◆ Your instructions
Which of the lines below include "this"? Each one should be copied out.

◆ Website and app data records
================================
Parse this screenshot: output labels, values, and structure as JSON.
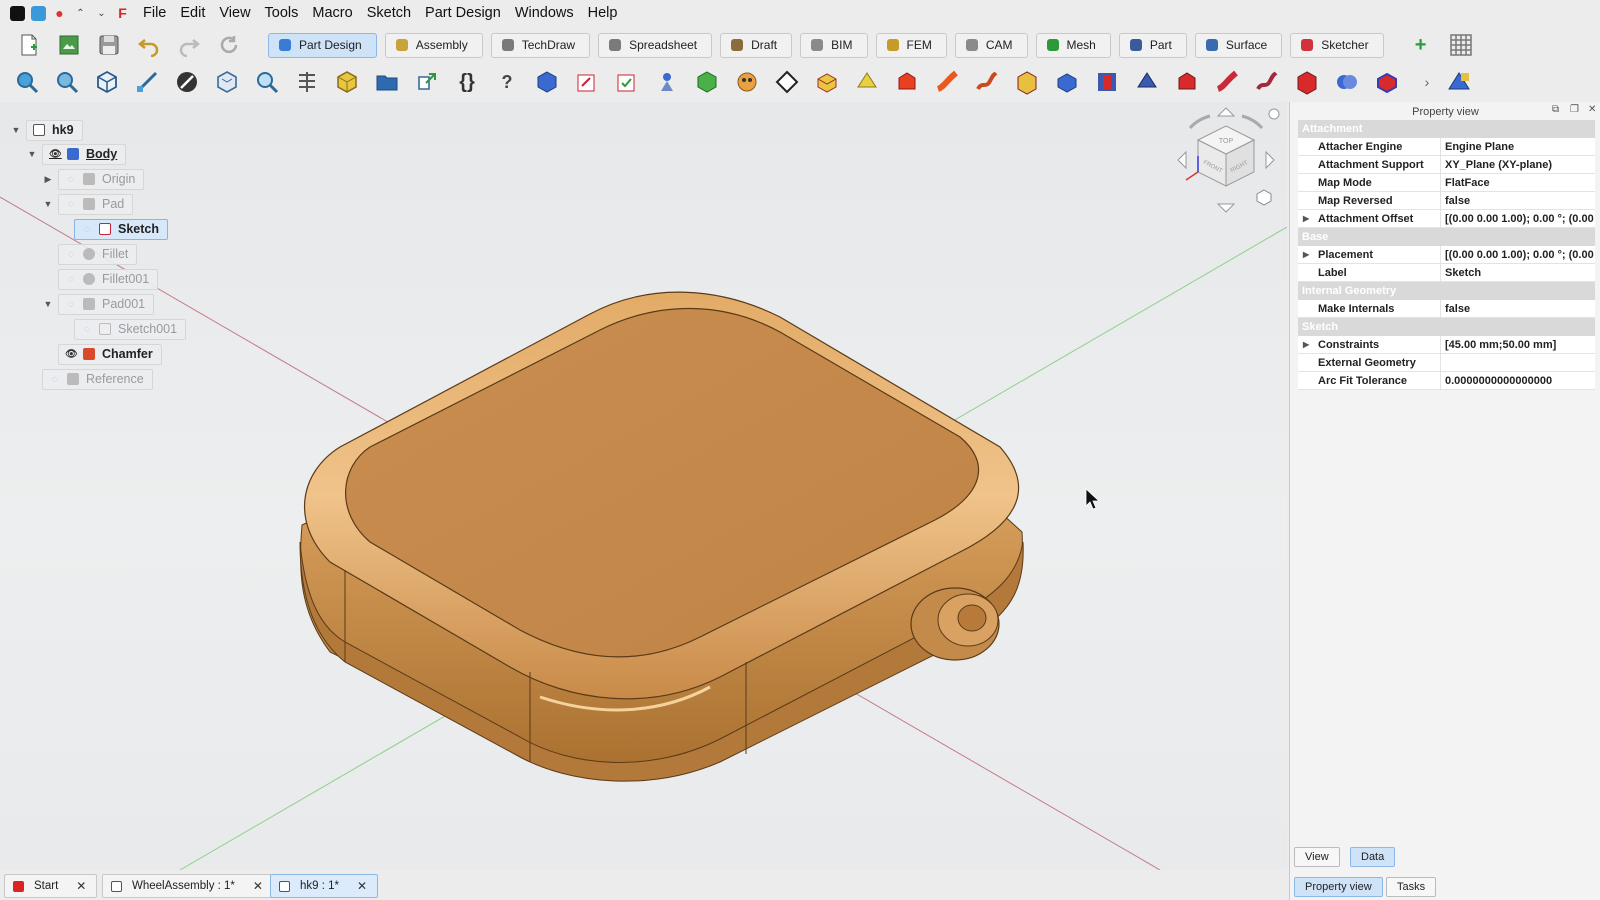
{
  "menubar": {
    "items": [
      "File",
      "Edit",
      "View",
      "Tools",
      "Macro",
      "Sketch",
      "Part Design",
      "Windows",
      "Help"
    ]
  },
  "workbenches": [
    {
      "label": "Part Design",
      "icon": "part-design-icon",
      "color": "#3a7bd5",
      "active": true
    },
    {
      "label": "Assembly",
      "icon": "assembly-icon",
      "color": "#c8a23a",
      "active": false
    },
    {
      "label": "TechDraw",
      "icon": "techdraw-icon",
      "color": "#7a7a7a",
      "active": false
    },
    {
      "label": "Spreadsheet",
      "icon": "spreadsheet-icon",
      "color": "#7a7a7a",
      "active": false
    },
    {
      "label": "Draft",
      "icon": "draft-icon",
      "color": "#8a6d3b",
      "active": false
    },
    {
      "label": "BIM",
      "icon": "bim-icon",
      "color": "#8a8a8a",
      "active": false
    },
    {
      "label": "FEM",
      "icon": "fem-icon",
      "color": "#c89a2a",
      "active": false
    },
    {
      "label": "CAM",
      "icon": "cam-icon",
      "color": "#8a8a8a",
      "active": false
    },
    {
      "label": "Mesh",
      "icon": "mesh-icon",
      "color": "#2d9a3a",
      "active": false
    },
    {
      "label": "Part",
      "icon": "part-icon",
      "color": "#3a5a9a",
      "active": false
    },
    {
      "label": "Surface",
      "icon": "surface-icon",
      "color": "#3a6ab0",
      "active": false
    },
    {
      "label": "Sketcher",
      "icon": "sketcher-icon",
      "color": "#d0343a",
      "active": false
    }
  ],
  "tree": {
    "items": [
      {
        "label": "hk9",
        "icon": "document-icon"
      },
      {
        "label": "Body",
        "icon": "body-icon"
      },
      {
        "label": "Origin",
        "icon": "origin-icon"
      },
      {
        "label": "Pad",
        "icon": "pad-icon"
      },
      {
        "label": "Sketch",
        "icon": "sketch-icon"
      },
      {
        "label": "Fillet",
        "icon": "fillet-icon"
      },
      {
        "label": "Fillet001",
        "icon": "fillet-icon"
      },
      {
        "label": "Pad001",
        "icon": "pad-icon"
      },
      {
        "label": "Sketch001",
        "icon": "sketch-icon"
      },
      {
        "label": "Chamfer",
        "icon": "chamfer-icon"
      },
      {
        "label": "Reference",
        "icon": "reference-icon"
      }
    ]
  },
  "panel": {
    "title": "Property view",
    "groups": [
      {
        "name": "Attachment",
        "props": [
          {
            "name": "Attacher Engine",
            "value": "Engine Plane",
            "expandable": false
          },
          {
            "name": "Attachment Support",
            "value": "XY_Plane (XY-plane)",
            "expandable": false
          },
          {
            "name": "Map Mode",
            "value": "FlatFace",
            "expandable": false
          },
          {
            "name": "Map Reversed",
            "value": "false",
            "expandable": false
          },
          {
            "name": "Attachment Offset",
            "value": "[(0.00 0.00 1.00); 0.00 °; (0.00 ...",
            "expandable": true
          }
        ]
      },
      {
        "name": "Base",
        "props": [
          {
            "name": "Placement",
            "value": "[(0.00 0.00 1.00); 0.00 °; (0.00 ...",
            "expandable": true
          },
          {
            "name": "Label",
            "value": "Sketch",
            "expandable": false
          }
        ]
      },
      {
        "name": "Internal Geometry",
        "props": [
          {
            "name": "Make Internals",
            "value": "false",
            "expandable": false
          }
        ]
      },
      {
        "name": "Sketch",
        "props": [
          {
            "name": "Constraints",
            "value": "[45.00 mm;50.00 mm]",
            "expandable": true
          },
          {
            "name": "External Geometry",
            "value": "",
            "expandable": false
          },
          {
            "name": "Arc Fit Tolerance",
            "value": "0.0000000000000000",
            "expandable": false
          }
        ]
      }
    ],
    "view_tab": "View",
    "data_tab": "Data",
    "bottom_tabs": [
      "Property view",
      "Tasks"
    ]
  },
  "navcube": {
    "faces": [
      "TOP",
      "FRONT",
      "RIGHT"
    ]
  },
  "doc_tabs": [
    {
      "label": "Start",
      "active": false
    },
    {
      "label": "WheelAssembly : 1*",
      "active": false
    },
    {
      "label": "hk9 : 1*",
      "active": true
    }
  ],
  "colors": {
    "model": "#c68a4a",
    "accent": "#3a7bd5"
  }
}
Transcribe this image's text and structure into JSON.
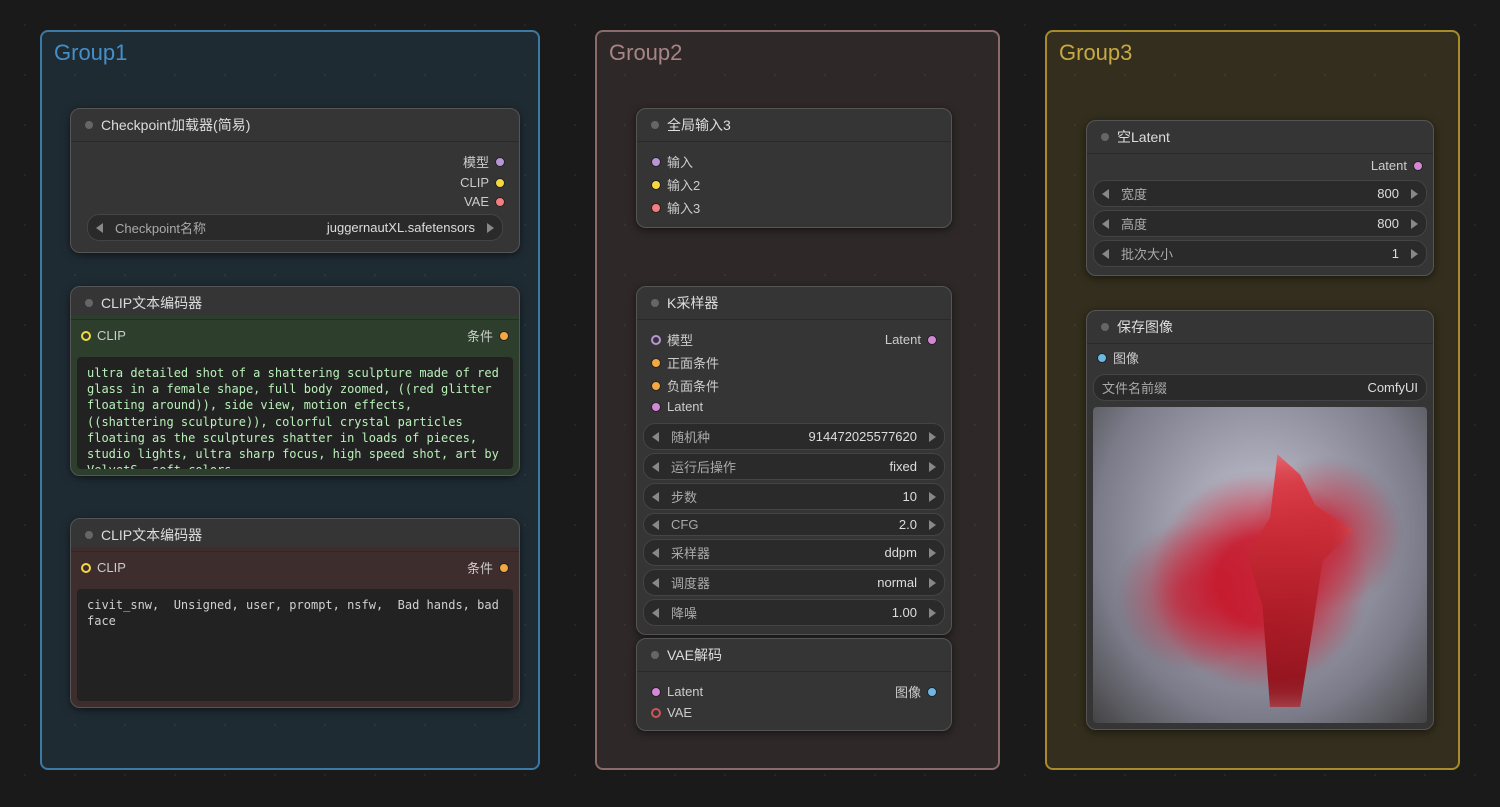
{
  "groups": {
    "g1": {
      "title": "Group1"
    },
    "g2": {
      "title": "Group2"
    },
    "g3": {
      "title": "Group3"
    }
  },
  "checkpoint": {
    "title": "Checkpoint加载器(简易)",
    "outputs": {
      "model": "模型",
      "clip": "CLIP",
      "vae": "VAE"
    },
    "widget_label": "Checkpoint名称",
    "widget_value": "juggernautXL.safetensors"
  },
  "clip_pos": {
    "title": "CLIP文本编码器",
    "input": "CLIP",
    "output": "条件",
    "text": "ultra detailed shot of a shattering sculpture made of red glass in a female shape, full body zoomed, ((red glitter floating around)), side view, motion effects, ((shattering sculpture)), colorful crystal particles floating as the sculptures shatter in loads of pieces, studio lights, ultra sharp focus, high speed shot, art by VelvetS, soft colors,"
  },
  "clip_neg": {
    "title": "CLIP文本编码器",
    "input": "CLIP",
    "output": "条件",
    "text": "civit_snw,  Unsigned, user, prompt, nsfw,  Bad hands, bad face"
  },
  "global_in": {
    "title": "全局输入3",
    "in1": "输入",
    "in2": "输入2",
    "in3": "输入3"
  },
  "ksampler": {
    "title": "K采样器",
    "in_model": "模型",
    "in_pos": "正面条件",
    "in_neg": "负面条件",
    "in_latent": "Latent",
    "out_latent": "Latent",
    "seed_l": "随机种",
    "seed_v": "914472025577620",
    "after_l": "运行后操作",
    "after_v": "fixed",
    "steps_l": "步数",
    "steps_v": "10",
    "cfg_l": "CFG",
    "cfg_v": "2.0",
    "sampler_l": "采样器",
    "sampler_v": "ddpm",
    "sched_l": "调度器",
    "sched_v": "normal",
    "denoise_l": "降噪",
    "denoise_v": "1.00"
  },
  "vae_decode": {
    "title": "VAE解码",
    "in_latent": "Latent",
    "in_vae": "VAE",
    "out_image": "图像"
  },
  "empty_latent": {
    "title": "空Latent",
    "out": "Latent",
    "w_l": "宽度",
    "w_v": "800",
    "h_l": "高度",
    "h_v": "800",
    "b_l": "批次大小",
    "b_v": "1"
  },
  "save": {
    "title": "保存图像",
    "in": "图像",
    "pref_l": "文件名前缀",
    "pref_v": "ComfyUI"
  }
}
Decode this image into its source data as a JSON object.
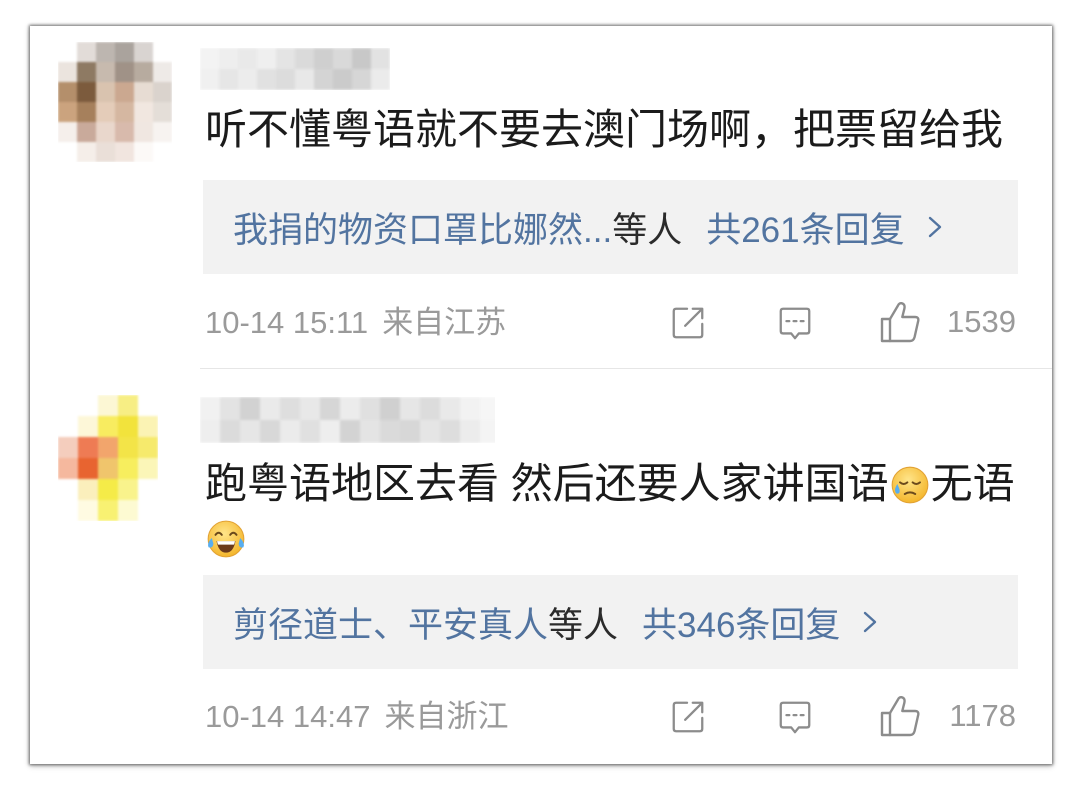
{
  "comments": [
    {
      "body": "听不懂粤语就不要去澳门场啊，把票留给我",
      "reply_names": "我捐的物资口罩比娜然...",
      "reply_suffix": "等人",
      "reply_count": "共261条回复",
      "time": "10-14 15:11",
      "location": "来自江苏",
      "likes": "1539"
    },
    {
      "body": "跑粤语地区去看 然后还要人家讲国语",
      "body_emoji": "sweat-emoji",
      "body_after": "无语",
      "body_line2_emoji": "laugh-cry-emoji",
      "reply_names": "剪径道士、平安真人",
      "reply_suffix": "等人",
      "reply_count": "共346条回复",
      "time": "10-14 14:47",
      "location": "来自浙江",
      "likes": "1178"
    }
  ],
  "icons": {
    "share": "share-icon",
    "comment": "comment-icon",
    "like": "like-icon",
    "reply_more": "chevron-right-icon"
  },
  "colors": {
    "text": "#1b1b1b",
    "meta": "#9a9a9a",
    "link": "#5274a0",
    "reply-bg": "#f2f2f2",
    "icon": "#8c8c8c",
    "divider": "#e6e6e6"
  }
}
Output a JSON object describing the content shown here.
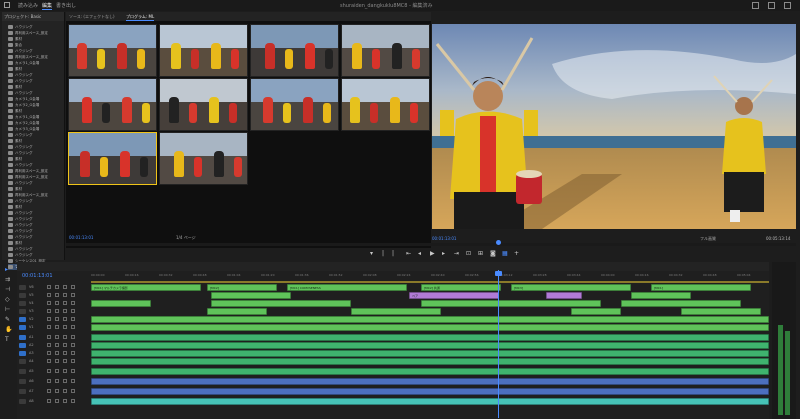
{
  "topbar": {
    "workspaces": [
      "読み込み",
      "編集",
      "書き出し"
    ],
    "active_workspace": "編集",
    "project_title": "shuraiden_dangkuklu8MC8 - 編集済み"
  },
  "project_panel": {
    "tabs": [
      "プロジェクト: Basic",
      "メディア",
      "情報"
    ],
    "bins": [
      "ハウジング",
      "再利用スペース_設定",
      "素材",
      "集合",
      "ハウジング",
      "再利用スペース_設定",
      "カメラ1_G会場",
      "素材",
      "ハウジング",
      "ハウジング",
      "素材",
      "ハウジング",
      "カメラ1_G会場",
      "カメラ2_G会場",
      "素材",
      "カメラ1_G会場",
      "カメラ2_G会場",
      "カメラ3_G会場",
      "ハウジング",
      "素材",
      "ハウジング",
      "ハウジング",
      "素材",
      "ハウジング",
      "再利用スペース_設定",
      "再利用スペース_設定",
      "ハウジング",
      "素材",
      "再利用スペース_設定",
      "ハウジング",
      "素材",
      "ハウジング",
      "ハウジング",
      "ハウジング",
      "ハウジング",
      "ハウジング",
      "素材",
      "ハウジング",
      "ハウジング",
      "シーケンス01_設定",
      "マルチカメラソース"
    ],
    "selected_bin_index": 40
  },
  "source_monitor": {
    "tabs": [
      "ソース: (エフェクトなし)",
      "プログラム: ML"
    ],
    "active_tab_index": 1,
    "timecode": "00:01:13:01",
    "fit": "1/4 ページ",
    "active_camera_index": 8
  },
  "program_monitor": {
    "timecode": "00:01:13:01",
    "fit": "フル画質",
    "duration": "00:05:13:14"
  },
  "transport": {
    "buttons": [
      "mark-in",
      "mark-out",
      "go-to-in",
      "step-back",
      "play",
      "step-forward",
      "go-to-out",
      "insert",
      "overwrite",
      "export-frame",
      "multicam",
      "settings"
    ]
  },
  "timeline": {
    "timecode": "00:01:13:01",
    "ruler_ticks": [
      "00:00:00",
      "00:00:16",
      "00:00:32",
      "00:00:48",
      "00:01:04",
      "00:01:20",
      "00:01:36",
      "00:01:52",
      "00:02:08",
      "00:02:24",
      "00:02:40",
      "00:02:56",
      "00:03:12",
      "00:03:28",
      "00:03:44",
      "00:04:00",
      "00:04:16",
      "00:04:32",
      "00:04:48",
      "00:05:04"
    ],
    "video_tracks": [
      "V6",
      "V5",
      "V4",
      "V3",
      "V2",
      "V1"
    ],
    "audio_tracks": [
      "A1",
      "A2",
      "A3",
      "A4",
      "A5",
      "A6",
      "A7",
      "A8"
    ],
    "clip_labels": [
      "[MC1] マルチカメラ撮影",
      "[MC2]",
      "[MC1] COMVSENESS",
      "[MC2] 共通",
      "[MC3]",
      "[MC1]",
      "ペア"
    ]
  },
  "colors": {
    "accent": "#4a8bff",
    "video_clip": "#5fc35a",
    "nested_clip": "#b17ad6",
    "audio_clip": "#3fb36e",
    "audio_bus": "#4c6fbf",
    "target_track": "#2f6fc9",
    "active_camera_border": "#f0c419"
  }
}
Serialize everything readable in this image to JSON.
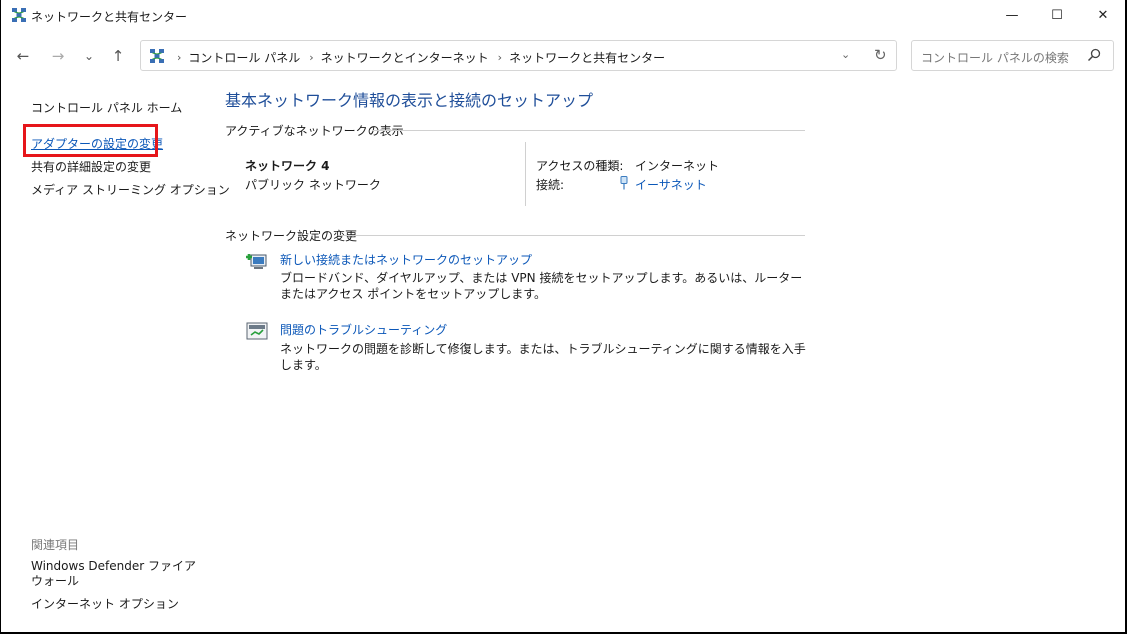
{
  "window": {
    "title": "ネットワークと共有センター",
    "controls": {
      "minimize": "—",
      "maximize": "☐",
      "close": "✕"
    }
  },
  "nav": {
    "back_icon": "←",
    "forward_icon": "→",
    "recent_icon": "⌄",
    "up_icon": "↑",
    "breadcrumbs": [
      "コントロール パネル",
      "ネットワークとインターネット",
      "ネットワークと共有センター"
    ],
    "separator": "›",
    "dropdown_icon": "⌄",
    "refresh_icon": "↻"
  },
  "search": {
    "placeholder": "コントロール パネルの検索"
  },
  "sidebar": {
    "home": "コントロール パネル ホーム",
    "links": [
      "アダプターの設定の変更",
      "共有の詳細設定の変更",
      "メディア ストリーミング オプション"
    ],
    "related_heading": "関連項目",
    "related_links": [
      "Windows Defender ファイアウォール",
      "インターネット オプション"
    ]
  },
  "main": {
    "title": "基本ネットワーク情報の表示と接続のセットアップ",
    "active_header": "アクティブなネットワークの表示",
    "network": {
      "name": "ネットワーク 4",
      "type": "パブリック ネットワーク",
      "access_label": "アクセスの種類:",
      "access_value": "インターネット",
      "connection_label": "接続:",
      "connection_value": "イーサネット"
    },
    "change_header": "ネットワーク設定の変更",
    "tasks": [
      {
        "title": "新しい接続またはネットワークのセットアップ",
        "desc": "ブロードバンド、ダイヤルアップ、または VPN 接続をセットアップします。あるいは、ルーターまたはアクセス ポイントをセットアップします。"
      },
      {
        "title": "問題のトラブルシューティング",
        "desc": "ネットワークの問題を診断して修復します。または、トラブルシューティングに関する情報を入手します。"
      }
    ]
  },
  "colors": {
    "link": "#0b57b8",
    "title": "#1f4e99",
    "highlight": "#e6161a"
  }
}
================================
◆ Answer area
Parse this screenshot: output labels, values, and structure as JSON.
Transcribe this image's text and structure into JSON.
Decode this image into its source data as a JSON object.
Serialize everything readable in this image to JSON.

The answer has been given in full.